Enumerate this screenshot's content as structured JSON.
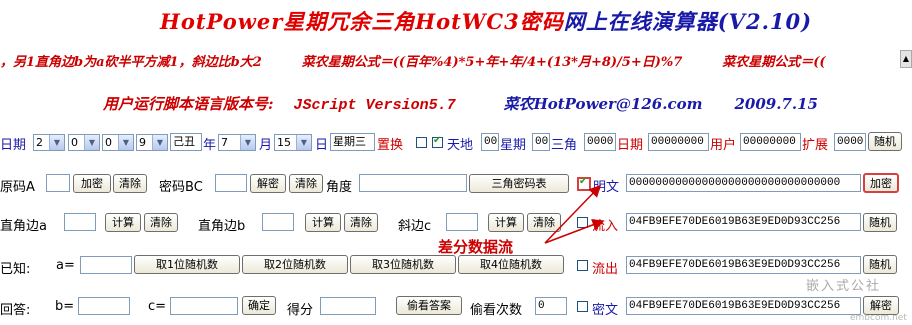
{
  "title": {
    "part1": "HotPower星期冗余三角HotWC3密码",
    "part2": "网上在线演算器(V2.10)"
  },
  "marquee": {
    "text_a": "，另1直角边b为a砍半平方减1，斜边比b大2",
    "text_b": "菜农星期公式＝((百年%4)*5+年+年/4+(13*月+8)/5+日)%7",
    "text_c": "菜农星期公式＝((",
    "scroll_icon": "scroll-arrow-icon"
  },
  "version": {
    "label": "用户运行脚本语言版本号:",
    "value": "JScript Version5.7",
    "email": "菜农HotPower@126.com",
    "date": "2009.7.15"
  },
  "row1": {
    "date_label": "日期",
    "d1": "2",
    "d2": "0",
    "d3": "0",
    "d4": "9",
    "ganzhi": "己丑",
    "year_label": "年",
    "month": "7",
    "month_label": "月",
    "day": "15",
    "day_label": "日",
    "weekday": "星期三",
    "replace_label": "置换",
    "tiandi_label": "天地",
    "tiandi_value": "00",
    "xingqi_label": "星期",
    "xingqi_value": "00",
    "sanjiao_label": "三角",
    "sanjiao_value": "0000",
    "riqi_label": "日期",
    "riqi_value": "00000000",
    "user_label": "用户",
    "user_value": "00000000",
    "ext_label": "扩展",
    "ext_value": "0000",
    "random_label": "随机"
  },
  "row2": {
    "orig_label": "原码A",
    "encrypt_label": "加密",
    "clear1_label": "清除",
    "cipher_label": "密码BC",
    "decrypt_label": "解密",
    "clear2_label": "清除",
    "angle_label": "角度",
    "table_label": "三角密码表",
    "plain_label": "明文",
    "plain_value": "00000000000000000000000000000000",
    "encrypt2_label": "加密"
  },
  "row3": {
    "leg_a_label": "直角边a",
    "calc1": "计算",
    "clear1": "清除",
    "leg_b_label": "直角边b",
    "calc2": "计算",
    "clear2": "清除",
    "hyp_label": "斜边c",
    "calc3": "计算",
    "clear3": "清除",
    "inflow_label": "流入",
    "inflow_value": "04FB9EFE70DE6019B63E9ED0D93CC256",
    "random_label": "随机"
  },
  "annotation": {
    "text": "差分数据流"
  },
  "row4": {
    "known_label": "已知:",
    "a_label": "a=",
    "rand1": "取1位随机数",
    "rand2": "取2位随机数",
    "rand3": "取3位随机数",
    "rand4": "取4位随机数",
    "outflow_label": "流出",
    "outflow_value": "04FB9EFE70DE6019B63E9ED0D93CC256",
    "random_label": "随机"
  },
  "row5": {
    "answer_label": "回答:",
    "b_label": "b=",
    "c_label": "c=",
    "confirm": "确定",
    "score_label": "得分",
    "peek_label": "偷看答案",
    "peek_count_label": "偷看次数",
    "peek_count": "0",
    "cipher_label": "密文",
    "cipher_value": "04FB9EFE70DE6019B63E9ED0D93CC256",
    "decrypt_label": "解密"
  },
  "watermark": {
    "text1": "嵌入式公社",
    "text2": "embcom.net"
  },
  "colors": {
    "title_red": "#e00000",
    "title_blue": "#1a1aa8",
    "label_blue": "#1a1aa8",
    "label_red": "#cc0000"
  }
}
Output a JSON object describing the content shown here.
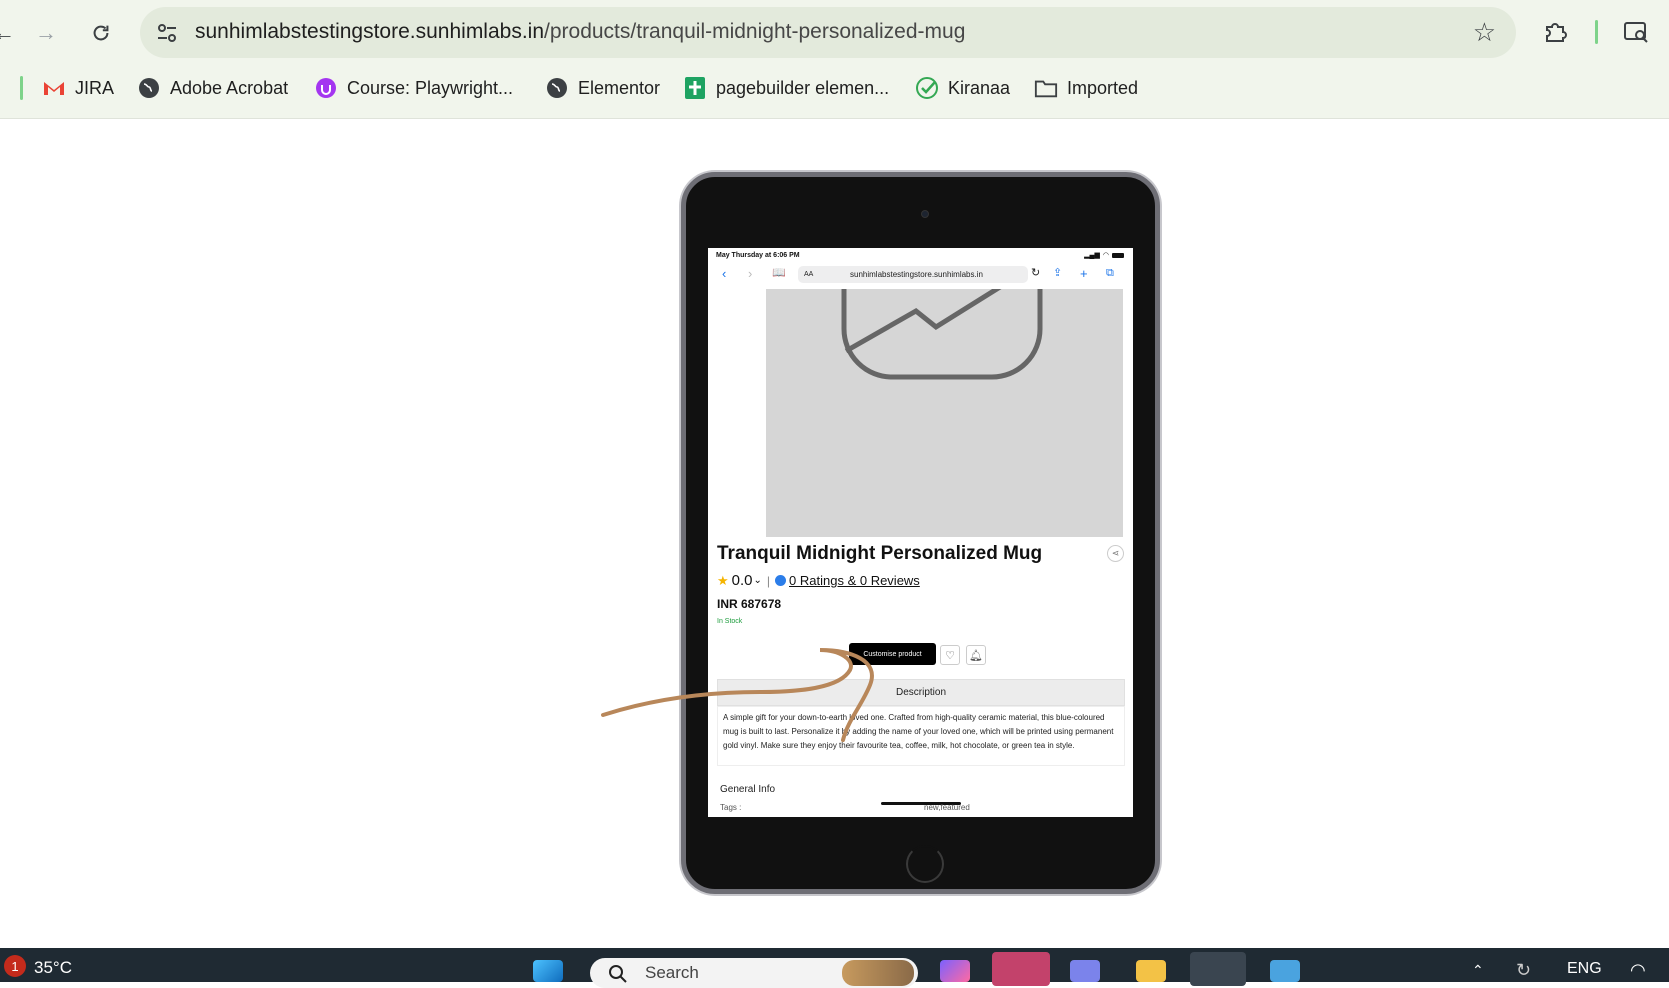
{
  "browser": {
    "url_host": "sunhimlabstestingstore.sunhimlabs.in",
    "url_path": "/products/tranquil-midnight-personalized-mug"
  },
  "bookmarks": [
    {
      "label": "JIRA",
      "icon": "gmail-icon"
    },
    {
      "label": "Adobe Acrobat",
      "icon": "globe-icon"
    },
    {
      "label": "Course: Playwright...",
      "icon": "udemy-icon"
    },
    {
      "label": "Elementor",
      "icon": "globe-icon"
    },
    {
      "label": "pagebuilder elemen...",
      "icon": "sheets-icon"
    },
    {
      "label": "Kiranaa",
      "icon": "check-circle-icon"
    },
    {
      "label": "Imported",
      "icon": "folder-icon"
    }
  ],
  "device": {
    "status_time": "May Thursday at 6:06 PM",
    "safari_text_size": "AA",
    "safari_host": "sunhimlabstestingstore.sunhimlabs.in"
  },
  "product": {
    "title": "Tranquil Midnight Personalized Mug",
    "rating": "0.0",
    "ratings_link": "0 Ratings  & 0 Reviews",
    "price": "INR 687678",
    "stock": "In Stock",
    "customise_label": "Customise product",
    "description_tab": "Description",
    "description": "A simple gift for your down-to-earth loved one. Crafted from high-quality ceramic material, this blue-coloured mug is built to last. Personalize it by adding the name of your loved one, which will be printed using permanent gold vinyl. Make sure they enjoy their favourite tea, coffee, milk, hot chocolate, or green tea in style.",
    "general_info": "General Info",
    "tags_label": "Tags :",
    "tags_value": "new,featured"
  },
  "taskbar": {
    "notification_count": "1",
    "temperature": "35°C",
    "search_placeholder": "Search",
    "language": "ENG"
  },
  "colors": {
    "chrome_bg": "#f1f5ec",
    "omnibox_bg": "#e3eadc",
    "stock_green": "#1c9c3c",
    "annotation_stroke": "#b8875a"
  }
}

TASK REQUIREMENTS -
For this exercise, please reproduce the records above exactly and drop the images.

TASK RESPONSE -
Enumerate this screenshot's content as structured JSON.
{
  "title": {
    "part1": "HotPower星期冗余三角HotWC3密码",
    "part2": "网上在线演算器(V2.10)"
  },
  "marquee": {
    "text_a": "，另1直角边b为a砍半平方减1，斜边比b大2",
    "text_b": "菜农星期公式＝((百年%4)*5+年+年/4+(13*月+8)/5+日)%7",
    "text_c": "菜农星期公式＝((",
    "scroll_icon": "scroll-arrow-icon"
  },
  "version": {
    "label": "用户运行脚本语言版本号:",
    "value": "JScript Version5.7",
    "email": "菜农HotPower@126.com",
    "date": "2009.7.15"
  },
  "row1": {
    "date_label": "日期",
    "d1": "2",
    "d2": "0",
    "d3": "0",
    "d4": "9",
    "ganzhi": "己丑",
    "year_label": "年",
    "month": "7",
    "month_label": "月",
    "day": "15",
    "day_label": "日",
    "weekday": "星期三",
    "replace_label": "置换",
    "tiandi_label": "天地",
    "tiandi_value": "00",
    "xingqi_label": "星期",
    "xingqi_value": "00",
    "sanjiao_label": "三角",
    "sanjiao_value": "0000",
    "riqi_label": "日期",
    "riqi_value": "00000000",
    "user_label": "用户",
    "user_value": "00000000",
    "ext_label": "扩展",
    "ext_value": "0000",
    "random_label": "随机"
  },
  "row2": {
    "orig_label": "原码A",
    "encrypt_label": "加密",
    "clear1_label": "清除",
    "cipher_label": "密码BC",
    "decrypt_label": "解密",
    "clear2_label": "清除",
    "angle_label": "角度",
    "table_label": "三角密码表",
    "plain_label": "明文",
    "plain_value": "00000000000000000000000000000000",
    "encrypt2_label": "加密"
  },
  "row3": {
    "leg_a_label": "直角边a",
    "calc1": "计算",
    "clear1": "清除",
    "leg_b_label": "直角边b",
    "calc2": "计算",
    "clear2": "清除",
    "hyp_label": "斜边c",
    "calc3": "计算",
    "clear3": "清除",
    "inflow_label": "流入",
    "inflow_value": "04FB9EFE70DE6019B63E9ED0D93CC256",
    "random_label": "随机"
  },
  "annotation": {
    "text": "差分数据流"
  },
  "row4": {
    "known_label": "已知:",
    "a_label": "a=",
    "rand1": "取1位随机数",
    "rand2": "取2位随机数",
    "rand3": "取3位随机数",
    "rand4": "取4位随机数",
    "outflow_label": "流出",
    "outflow_value": "04FB9EFE70DE6019B63E9ED0D93CC256",
    "random_label": "随机"
  },
  "row5": {
    "answer_label": "回答:",
    "b_label": "b=",
    "c_label": "c=",
    "confirm": "确定",
    "score_label": "得分",
    "peek_label": "偷看答案",
    "peek_count_label": "偷看次数",
    "peek_count": "0",
    "cipher_label": "密文",
    "cipher_value": "04FB9EFE70DE6019B63E9ED0D93CC256",
    "decrypt_label": "解密"
  },
  "watermark": {
    "text1": "嵌入式公社",
    "text2": "embcom.net"
  },
  "colors": {
    "title_red": "#e00000",
    "title_blue": "#1a1aa8",
    "label_blue": "#1a1aa8",
    "label_red": "#cc0000"
  }
}
Output a JSON object describing the content shown here.
{
  "browser": {
    "url_host": "sunhimlabstestingstore.sunhimlabs.in",
    "url_path": "/products/tranquil-midnight-personalized-mug"
  },
  "bookmarks": [
    {
      "label": "JIRA",
      "icon": "gmail-icon"
    },
    {
      "label": "Adobe Acrobat",
      "icon": "globe-icon"
    },
    {
      "label": "Course: Playwright...",
      "icon": "udemy-icon"
    },
    {
      "label": "Elementor",
      "icon": "globe-icon"
    },
    {
      "label": "pagebuilder elemen...",
      "icon": "sheets-icon"
    },
    {
      "label": "Kiranaa",
      "icon": "check-circle-icon"
    },
    {
      "label": "Imported",
      "icon": "folder-icon"
    }
  ],
  "device": {
    "status_time": "May Thursday at 6:06 PM",
    "safari_text_size": "AA",
    "safari_host": "sunhimlabstestingstore.sunhimlabs.in"
  },
  "product": {
    "title": "Tranquil Midnight Personalized Mug",
    "rating": "0.0",
    "ratings_link": "0 Ratings  & 0 Reviews",
    "price": "INR 687678",
    "stock": "In Stock",
    "customise_label": "Customise product",
    "description_tab": "Description",
    "description": "A simple gift for your down-to-earth loved one. Crafted from high-quality ceramic material, this blue-coloured mug is built to last. Personalize it by adding the name of your loved one, which will be printed using permanent gold vinyl. Make sure they enjoy their favourite tea, coffee, milk, hot chocolate, or green tea in style.",
    "general_info": "General Info",
    "tags_label": "Tags :",
    "tags_value": "new,featured"
  },
  "taskbar": {
    "notification_count": "1",
    "temperature": "35°C",
    "search_placeholder": "Search",
    "language": "ENG"
  },
  "colors": {
    "chrome_bg": "#f1f5ec",
    "omnibox_bg": "#e3eadc",
    "stock_green": "#1c9c3c",
    "annotation_stroke": "#b8875a"
  }
}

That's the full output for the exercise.